Into Blue’s life walks Gansey, Ronan, Adam, and Noah, four “Raven boys” from Aglionby Academy, but they don’t turn out to be the stereotypical boys Blue expected. Adam is a scholarship student. Ronan has secrets of his own, as does Noah. And Gansey is out to find a long-dead Welsh king. Each of these boys is an interesting character with a unique personality. The boys and Blue all draw the reader’s interest and sympathy, but it is Gansey’s quest for the dead Welsh king that has the magical pull over readers.

ImageMaggie Stievfater uses Gansey’s quest for his Welsh king to bring in magical and mythical elements into her novel. Much like her other books, this mythical element is one of the most charming elements of the novel. She expertly weaves old Welsh and British mythology in the modern day, giving readers both a taste for the magical and a contemporary reality they can relate to. Even more than purely mythical or magical books, I think that books like Maggie Stiefvater’s offer something special to readers. When mythical stories are set in mythical times and in mythical settings, they are often enjoyable and relatable. But when mythical stories are set in contemporary times and modern settings, the magical seems even more possible. This is the appeal of books like The Raven Boys, Harry Potter, The Chronicles of Narnia, and other books like these. They promise that the magical can happen to contemporary people—i.e. the reader.
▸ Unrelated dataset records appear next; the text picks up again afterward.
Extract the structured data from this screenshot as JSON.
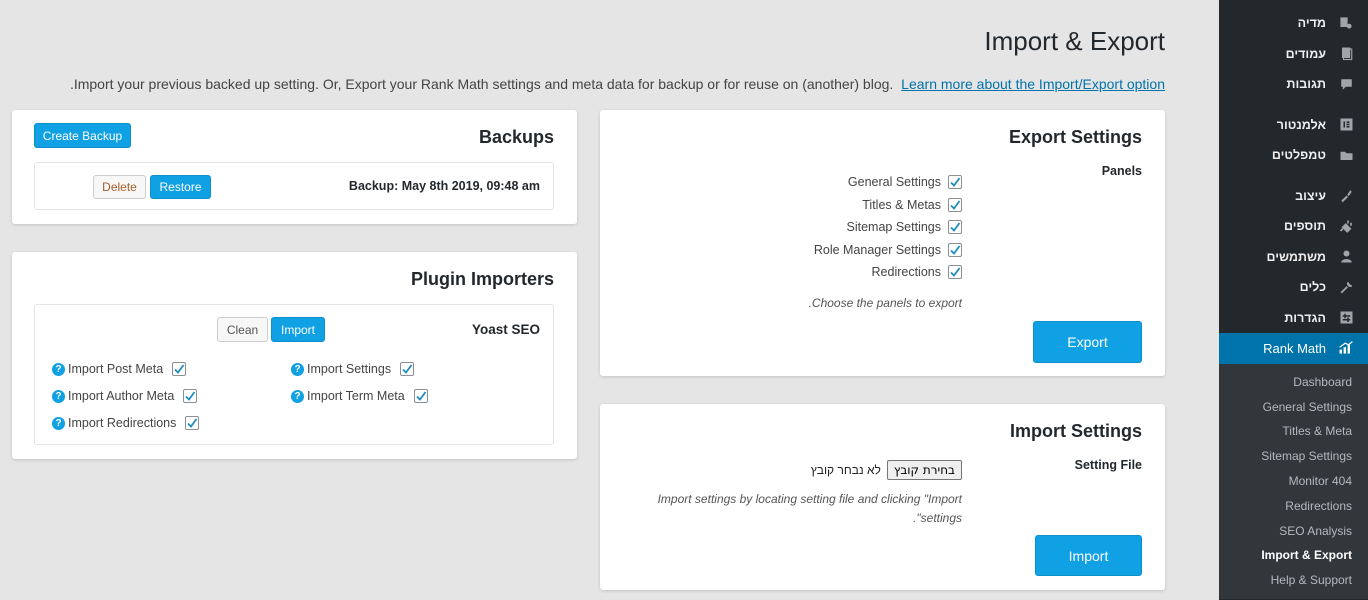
{
  "sidebar": {
    "items": [
      {
        "label": "מדיה",
        "icon": "media-icon"
      },
      {
        "label": "עמודים",
        "icon": "pages-icon"
      },
      {
        "label": "תגובות",
        "icon": "comments-icon"
      },
      {
        "label": "אלמנטור",
        "icon": "elementor-icon"
      },
      {
        "label": "טמפלטים",
        "icon": "templates-icon"
      },
      {
        "label": "עיצוב",
        "icon": "appearance-icon"
      },
      {
        "label": "תוספים",
        "icon": "plugins-icon"
      },
      {
        "label": "משתמשים",
        "icon": "users-icon"
      },
      {
        "label": "כלים",
        "icon": "tools-icon"
      },
      {
        "label": "הגדרות",
        "icon": "settings-icon"
      },
      {
        "label": "Rank Math",
        "icon": "rank-math-icon"
      }
    ],
    "submenu": [
      "Dashboard",
      "General Settings",
      "Titles & Meta",
      "Sitemap Settings",
      "Monitor 404",
      "Redirections",
      "SEO Analysis",
      "Import & Export",
      "Help & Support"
    ]
  },
  "header": {
    "title": "Import & Export",
    "intro": "Import your previous backed up setting. Or, Export your Rank Math settings and meta data for backup or for reuse on (another) blog.",
    "intro_link": "Learn more about the Import/Export option",
    "intro_trailing": "."
  },
  "backups": {
    "title": "Backups",
    "create_label": "Create Backup",
    "backup_label": "Backup: May 8th 2019, 09:48 am",
    "delete_label": "Delete",
    "restore_label": "Restore"
  },
  "plugin_importers": {
    "title": "Plugin Importers",
    "plugin_name": "Yoast SEO",
    "clean_label": "Clean",
    "import_label": "Import",
    "options": [
      "Import Post Meta",
      "Import Settings",
      "Import Author Meta",
      "Import Term Meta",
      "Import Redirections"
    ]
  },
  "export_settings": {
    "title": "Export Settings",
    "panels_label": "Panels",
    "panels": [
      "General Settings",
      "Titles & Metas",
      "Sitemap Settings",
      "Role Manager Settings",
      "Redirections"
    ],
    "hint": ".Choose the panels to export",
    "button_label": "Export"
  },
  "import_settings": {
    "title": "Import Settings",
    "file_label": "Setting File",
    "choose_file_label": "בחירת קובץ",
    "no_file_label": "לא נבחר קובץ",
    "hint_line1": "Import settings by locating setting file and clicking \"Import",
    "hint_line2": ".\"settings",
    "button_label": "Import"
  },
  "colors": {
    "accent": "#10a0e4",
    "sidebar_bg": "#23282d",
    "sidebar_active": "#0073aa"
  }
}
Book of all genres are a form of escape. Readers escape into the stories and the characters and the adventures. You can imagine you’re traveling with Bilbo Baggins in The Hobbit or going down the rabbit whole with Alice in Alice In Wonderland. These stories are vivid and real in many ways to a reader. But Maggie Stiefvater books are special because her readers find magical adventures in the real world. In The Raven Boys Blue, Gansey, Adam, and Ronan get caught up in the supernatural. And Maggie Stiefvater, in the vein of C.S. Lewis and J.K. Rowling, promises readers that magic is out there in the real world, and just maybe you will find it.


Gansey and Blue Kiss, artwork by Maggie Stiefvater